Chris Paul – Los Angeles Clippers
Kobe Bryant – Los Angeles Lakers
Kevin Durant – Oklahoma City Thunder
Blake Griffin – Los Angeles Clippers
Dwight Howard – Los Angeles Lakers
Russell Westbrook – Oklahoma City Thunder
- Probably the biggest no-brainer selection of them all, Westbrook has transformed this year into a devastating presence that is producing in all facets of the game. He still has his moments of ill-advised decision making but his passing has improved and he’s helped make up for the playmaking ability gone with James Harden.
James Harden – Houston Rockets
- Speaking of Harden, this is another all-star selection that is a forgone conclusion. Harden has seized his opportunity to be the alpha dog by placing 4th in the league in scoring and keeping Houston competitive out West. He is prone to too many turnovers and mired in a shooting slump, but not many players combine effortless movement with a high propensity to get to the line.
Tim Duncan – San Antonio Spurs
- Another ageless wonder in the league, Duncan is enjoying a renaissance season at the ripe age of 36. He’s in the top 10 in PER and leads the league in individual defensive rating. After seeing a steady drop in his minutes and numbers over the last few years, Duncan looks as if he is ready to take one more real shot at title #5 with San Antonio.
Marc Gasol – Memphis Grizzlies
- Gasol is one of the most enjoyable players to watch in the league because of his deft passing and unselfish play. Once considered a throw-in in the criminally lopsided Pau Gasol trade, Marc has overtaken his brother for family supremacy and leads a Grizzlies team that will be a very tough out come April.
Al Jefferson – Utah Jazz
- Big Al has been fairly underrated throughout his career as he’s spent most of it toiling away in obscurity on bad teams in Minnesota and Utah. However, this version of the Jazz is looking at a repeat postseason performance and Jefferson has led the way yet again with double-double averages of 17 points and 10 rebounds. He’s enjoyed more time in the rumor mill over the last few years than anyone not named Kardashian but remains a consistent presence down low.
Tony Parker – San Antonio Spurs

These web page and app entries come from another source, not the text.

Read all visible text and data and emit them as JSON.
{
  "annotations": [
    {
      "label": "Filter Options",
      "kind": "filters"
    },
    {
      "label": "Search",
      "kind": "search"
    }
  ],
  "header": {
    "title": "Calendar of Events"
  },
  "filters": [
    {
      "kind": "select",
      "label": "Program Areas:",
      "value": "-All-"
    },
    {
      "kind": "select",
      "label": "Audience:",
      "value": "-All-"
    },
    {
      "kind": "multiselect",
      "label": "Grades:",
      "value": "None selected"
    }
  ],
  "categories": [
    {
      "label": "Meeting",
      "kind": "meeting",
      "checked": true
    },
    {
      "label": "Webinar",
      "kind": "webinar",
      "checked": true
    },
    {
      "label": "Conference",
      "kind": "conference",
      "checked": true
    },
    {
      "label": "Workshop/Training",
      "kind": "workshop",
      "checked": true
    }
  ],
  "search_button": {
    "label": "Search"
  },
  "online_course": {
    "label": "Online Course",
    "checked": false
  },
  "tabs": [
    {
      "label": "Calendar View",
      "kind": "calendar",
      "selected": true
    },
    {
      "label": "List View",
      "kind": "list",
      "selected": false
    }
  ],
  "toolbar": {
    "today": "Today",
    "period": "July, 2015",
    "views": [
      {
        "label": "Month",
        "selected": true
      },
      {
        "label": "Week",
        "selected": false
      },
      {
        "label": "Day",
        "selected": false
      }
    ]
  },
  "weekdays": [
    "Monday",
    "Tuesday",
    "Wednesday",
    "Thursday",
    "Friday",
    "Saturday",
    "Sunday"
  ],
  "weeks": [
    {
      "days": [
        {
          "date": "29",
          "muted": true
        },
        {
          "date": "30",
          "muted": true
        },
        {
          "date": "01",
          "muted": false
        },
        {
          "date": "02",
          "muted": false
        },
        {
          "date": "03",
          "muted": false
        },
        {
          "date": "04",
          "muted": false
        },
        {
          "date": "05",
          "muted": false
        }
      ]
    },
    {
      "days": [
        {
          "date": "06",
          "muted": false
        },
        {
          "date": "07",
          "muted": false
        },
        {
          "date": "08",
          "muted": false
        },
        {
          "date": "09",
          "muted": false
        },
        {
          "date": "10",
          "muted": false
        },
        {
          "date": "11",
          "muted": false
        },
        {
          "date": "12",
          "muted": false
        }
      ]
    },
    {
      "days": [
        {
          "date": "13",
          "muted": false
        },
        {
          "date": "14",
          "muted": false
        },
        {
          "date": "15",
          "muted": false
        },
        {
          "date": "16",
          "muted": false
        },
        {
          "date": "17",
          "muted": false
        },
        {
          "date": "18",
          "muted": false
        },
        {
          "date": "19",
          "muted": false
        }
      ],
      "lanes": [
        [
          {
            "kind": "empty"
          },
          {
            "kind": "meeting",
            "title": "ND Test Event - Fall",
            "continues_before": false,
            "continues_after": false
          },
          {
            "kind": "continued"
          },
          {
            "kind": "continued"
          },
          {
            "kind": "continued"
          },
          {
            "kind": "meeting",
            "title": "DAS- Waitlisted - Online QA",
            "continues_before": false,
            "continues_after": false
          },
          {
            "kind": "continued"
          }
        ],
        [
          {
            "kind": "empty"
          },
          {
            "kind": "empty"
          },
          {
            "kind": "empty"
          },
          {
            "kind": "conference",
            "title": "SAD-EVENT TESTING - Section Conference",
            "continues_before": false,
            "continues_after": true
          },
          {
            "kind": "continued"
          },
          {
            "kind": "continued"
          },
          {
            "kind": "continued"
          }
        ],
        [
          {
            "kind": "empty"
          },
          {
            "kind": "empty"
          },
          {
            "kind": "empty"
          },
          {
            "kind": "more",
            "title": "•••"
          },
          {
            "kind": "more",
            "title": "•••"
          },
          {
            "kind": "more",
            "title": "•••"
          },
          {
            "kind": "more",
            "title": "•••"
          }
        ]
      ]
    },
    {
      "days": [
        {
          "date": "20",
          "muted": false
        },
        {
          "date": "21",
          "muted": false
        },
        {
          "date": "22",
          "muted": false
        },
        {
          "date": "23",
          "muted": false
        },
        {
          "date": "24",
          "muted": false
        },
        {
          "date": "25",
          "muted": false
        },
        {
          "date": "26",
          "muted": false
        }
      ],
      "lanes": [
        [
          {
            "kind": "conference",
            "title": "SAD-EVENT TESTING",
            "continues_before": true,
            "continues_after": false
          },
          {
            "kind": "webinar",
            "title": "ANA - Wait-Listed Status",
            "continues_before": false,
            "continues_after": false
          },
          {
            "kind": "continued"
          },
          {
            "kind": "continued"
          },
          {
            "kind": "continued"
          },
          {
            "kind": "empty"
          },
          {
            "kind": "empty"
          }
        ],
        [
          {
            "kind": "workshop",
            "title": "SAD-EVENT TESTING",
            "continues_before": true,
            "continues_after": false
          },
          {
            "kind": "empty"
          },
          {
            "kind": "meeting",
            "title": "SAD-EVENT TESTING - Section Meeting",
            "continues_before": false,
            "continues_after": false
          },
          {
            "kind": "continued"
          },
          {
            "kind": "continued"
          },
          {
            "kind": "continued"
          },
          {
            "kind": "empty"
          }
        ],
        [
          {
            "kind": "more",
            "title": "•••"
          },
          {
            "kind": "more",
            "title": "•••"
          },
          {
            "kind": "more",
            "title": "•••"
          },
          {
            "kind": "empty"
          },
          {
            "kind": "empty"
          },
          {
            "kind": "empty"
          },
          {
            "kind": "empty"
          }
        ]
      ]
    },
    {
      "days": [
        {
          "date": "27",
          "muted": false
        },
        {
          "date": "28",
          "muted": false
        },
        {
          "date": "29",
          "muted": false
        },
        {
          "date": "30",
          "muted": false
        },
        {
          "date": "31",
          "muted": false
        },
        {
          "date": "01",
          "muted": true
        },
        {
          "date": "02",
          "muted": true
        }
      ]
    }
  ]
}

- Parker has transformed himself from Duncan’s complimentary piece to the catalyst of a high octane offense in San Antonio. He is the best in the league coming off pick and rolls, and has improved his jump shot greatly, sporting a True Shooting % of 58.5. In a league filled with elite point guard play, Parker remains an unsung force at the top.
Stephen Curry – Golden State Warriors
- Curry might have the prettiest shot in the league, and he is using it to his advantage by shooting 46% from 3-point range. Although he has fought ankle injuries throughout his career, he’s stayed relatively healthy this season and is teaming up with David Lee to make the Warriors a legitimate threat as they still wait for Andrew Bogut’s return. He still struggles a bit at guarding bigger guards but has improved his overall play each season.
Fellow writer Will Stokes weighed in on his picks as well:
G James Harden
FC Marc Gasol
FC Tim Duncan
WC Stephen Curry
WC Tony Parker
G Kyrie Irving
G Jrue Holliday
FC Brook Lopez
FC Tyson Chandler
FC Joakim Noah
WC Chris Bosh